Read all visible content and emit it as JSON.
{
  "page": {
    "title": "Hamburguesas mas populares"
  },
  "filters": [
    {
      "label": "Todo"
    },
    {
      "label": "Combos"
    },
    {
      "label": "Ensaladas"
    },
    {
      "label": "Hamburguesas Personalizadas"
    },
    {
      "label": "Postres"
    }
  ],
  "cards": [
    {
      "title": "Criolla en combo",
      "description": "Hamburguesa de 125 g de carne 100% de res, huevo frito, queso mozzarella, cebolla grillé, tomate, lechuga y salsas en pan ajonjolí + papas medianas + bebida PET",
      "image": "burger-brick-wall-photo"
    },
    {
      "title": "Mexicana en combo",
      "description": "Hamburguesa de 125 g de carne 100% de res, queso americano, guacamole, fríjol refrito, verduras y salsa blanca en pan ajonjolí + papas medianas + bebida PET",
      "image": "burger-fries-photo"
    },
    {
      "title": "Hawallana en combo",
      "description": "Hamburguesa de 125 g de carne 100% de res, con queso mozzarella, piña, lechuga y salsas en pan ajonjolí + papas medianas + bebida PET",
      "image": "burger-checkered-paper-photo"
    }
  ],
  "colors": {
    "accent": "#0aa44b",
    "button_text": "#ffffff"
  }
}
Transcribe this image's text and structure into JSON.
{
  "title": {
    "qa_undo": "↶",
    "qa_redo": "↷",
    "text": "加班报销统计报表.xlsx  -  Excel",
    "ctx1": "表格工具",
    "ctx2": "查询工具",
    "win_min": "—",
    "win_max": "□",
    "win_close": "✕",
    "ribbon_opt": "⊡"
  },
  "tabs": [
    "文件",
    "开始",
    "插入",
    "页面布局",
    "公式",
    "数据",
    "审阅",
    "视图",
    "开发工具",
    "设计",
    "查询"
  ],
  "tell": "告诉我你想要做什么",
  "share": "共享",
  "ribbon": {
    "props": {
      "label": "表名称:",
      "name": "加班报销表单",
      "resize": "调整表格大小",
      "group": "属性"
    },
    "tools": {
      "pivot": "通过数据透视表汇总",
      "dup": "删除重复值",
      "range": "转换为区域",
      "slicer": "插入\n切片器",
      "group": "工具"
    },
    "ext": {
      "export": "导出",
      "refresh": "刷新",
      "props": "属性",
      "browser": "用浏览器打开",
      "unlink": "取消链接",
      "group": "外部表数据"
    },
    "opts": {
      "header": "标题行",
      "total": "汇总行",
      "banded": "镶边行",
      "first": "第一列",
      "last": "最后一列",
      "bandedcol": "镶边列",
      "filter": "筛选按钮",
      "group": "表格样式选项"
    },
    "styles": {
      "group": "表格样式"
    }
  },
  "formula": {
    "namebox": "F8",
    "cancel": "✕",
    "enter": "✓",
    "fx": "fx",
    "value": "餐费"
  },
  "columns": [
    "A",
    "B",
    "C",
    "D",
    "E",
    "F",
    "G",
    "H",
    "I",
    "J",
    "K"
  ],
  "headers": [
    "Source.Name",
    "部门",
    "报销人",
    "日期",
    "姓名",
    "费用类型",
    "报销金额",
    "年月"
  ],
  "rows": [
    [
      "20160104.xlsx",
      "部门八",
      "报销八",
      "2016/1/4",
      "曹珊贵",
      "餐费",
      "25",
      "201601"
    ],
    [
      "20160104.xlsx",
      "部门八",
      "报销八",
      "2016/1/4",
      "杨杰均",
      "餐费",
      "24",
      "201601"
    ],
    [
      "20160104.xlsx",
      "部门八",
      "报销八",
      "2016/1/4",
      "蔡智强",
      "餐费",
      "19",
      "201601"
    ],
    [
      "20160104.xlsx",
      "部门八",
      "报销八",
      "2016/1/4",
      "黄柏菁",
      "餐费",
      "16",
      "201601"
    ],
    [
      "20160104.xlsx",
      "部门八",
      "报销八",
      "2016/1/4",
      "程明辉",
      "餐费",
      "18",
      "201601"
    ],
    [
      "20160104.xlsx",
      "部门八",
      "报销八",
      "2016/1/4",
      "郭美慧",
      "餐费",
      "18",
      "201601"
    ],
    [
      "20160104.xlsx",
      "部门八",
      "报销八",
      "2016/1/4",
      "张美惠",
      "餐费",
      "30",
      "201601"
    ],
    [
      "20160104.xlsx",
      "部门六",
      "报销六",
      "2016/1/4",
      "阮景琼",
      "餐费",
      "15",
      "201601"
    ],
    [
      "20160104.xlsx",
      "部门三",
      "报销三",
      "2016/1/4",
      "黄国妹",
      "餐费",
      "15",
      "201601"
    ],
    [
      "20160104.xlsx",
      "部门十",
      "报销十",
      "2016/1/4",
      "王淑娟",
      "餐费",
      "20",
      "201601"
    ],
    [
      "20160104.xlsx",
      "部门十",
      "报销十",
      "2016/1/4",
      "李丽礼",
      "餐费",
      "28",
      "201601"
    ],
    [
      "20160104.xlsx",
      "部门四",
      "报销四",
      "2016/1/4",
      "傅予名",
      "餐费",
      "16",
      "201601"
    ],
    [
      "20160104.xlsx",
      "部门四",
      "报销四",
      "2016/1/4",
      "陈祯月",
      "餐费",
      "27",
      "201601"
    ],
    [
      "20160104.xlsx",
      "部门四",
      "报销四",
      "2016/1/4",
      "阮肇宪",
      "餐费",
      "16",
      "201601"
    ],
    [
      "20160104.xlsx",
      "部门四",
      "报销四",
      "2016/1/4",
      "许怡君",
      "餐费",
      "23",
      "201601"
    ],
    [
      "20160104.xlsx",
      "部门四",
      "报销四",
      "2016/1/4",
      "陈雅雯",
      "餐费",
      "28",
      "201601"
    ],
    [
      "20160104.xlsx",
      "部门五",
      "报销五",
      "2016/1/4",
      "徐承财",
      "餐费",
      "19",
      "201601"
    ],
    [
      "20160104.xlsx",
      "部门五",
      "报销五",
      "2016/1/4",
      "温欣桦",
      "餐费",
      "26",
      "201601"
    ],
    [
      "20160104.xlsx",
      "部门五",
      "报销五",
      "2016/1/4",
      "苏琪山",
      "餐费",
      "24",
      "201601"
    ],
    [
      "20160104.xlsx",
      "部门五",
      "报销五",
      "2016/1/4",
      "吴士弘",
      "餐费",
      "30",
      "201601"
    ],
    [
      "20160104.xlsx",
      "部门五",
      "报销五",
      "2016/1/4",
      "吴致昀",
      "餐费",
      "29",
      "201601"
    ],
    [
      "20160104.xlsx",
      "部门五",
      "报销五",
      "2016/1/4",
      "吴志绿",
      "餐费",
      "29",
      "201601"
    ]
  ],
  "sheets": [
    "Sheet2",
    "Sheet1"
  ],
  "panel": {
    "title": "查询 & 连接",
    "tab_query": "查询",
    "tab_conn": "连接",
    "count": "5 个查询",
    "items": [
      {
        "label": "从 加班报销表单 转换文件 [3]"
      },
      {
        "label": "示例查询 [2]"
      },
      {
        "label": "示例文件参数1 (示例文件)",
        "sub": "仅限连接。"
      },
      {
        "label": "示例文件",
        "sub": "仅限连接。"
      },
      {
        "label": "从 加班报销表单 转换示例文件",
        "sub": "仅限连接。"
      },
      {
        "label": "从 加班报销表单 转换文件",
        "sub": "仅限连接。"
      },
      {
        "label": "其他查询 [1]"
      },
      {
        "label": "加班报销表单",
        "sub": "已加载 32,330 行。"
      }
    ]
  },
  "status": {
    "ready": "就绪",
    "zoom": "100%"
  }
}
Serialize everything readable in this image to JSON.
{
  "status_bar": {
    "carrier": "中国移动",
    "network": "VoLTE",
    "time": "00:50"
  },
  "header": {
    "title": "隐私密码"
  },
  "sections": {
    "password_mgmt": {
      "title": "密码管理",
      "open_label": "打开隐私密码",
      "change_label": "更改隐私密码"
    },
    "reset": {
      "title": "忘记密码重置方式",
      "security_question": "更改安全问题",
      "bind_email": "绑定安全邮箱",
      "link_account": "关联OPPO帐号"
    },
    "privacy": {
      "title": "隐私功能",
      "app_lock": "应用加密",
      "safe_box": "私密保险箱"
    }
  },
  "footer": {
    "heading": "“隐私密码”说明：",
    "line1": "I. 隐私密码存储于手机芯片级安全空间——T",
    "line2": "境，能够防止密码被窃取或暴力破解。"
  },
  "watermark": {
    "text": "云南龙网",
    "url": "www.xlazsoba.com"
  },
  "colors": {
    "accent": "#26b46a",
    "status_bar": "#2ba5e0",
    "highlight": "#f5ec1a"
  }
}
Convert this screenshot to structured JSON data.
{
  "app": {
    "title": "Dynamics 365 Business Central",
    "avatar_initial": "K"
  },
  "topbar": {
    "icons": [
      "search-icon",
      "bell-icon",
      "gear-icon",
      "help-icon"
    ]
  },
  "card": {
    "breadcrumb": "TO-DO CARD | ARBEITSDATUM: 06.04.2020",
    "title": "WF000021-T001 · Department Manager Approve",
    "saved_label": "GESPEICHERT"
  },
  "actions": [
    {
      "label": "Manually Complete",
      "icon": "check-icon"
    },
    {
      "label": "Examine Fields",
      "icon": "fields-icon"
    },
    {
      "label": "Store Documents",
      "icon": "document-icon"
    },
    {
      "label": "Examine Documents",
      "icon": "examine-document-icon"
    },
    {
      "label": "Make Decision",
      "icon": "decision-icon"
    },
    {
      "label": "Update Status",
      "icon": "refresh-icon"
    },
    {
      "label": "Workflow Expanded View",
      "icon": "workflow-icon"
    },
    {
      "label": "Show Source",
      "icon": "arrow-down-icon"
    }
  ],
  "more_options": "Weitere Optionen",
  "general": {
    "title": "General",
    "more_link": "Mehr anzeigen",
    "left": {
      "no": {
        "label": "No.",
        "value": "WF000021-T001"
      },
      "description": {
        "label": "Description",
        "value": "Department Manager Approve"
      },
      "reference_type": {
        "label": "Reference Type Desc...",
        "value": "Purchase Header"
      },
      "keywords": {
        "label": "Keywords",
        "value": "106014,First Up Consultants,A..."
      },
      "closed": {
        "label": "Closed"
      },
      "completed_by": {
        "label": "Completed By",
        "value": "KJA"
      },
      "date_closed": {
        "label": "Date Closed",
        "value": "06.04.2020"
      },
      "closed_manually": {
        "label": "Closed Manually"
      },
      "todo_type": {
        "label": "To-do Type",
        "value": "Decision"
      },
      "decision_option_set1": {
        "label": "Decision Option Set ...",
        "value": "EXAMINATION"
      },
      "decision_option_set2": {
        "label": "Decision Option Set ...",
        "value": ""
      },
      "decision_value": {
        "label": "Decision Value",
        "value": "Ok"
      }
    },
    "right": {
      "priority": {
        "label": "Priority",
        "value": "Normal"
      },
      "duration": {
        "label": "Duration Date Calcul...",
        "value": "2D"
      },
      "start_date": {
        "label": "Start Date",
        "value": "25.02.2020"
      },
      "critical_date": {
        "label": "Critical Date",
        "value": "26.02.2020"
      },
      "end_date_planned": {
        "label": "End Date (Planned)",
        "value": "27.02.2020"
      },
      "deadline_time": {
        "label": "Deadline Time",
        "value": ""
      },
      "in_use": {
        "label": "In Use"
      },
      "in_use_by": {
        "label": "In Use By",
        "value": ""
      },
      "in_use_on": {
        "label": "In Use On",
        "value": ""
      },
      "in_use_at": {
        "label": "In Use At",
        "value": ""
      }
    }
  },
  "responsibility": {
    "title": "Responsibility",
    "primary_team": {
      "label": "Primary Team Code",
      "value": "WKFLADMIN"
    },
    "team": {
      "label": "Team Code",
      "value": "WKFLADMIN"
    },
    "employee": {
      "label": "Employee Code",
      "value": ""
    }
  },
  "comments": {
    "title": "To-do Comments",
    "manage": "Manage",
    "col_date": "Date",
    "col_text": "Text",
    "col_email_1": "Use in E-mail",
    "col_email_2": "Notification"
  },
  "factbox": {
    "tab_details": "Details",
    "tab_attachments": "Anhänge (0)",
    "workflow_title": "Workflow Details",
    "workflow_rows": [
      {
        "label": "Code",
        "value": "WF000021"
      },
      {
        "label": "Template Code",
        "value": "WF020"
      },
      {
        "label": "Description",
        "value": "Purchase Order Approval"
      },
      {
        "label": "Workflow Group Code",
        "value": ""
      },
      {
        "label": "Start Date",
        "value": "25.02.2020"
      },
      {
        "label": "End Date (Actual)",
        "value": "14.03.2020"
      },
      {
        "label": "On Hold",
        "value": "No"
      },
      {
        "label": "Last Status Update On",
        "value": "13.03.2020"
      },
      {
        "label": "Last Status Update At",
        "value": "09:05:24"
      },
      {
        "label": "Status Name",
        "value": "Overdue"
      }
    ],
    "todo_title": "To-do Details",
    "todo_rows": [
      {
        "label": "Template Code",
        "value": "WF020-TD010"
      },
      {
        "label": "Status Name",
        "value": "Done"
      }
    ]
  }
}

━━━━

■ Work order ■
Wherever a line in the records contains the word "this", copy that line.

■ Answer space ■
Transcribe this image's text and structure into JSON.
Serialize everything readable in this image to JSON.
Convert this screenshot to structured JSON data.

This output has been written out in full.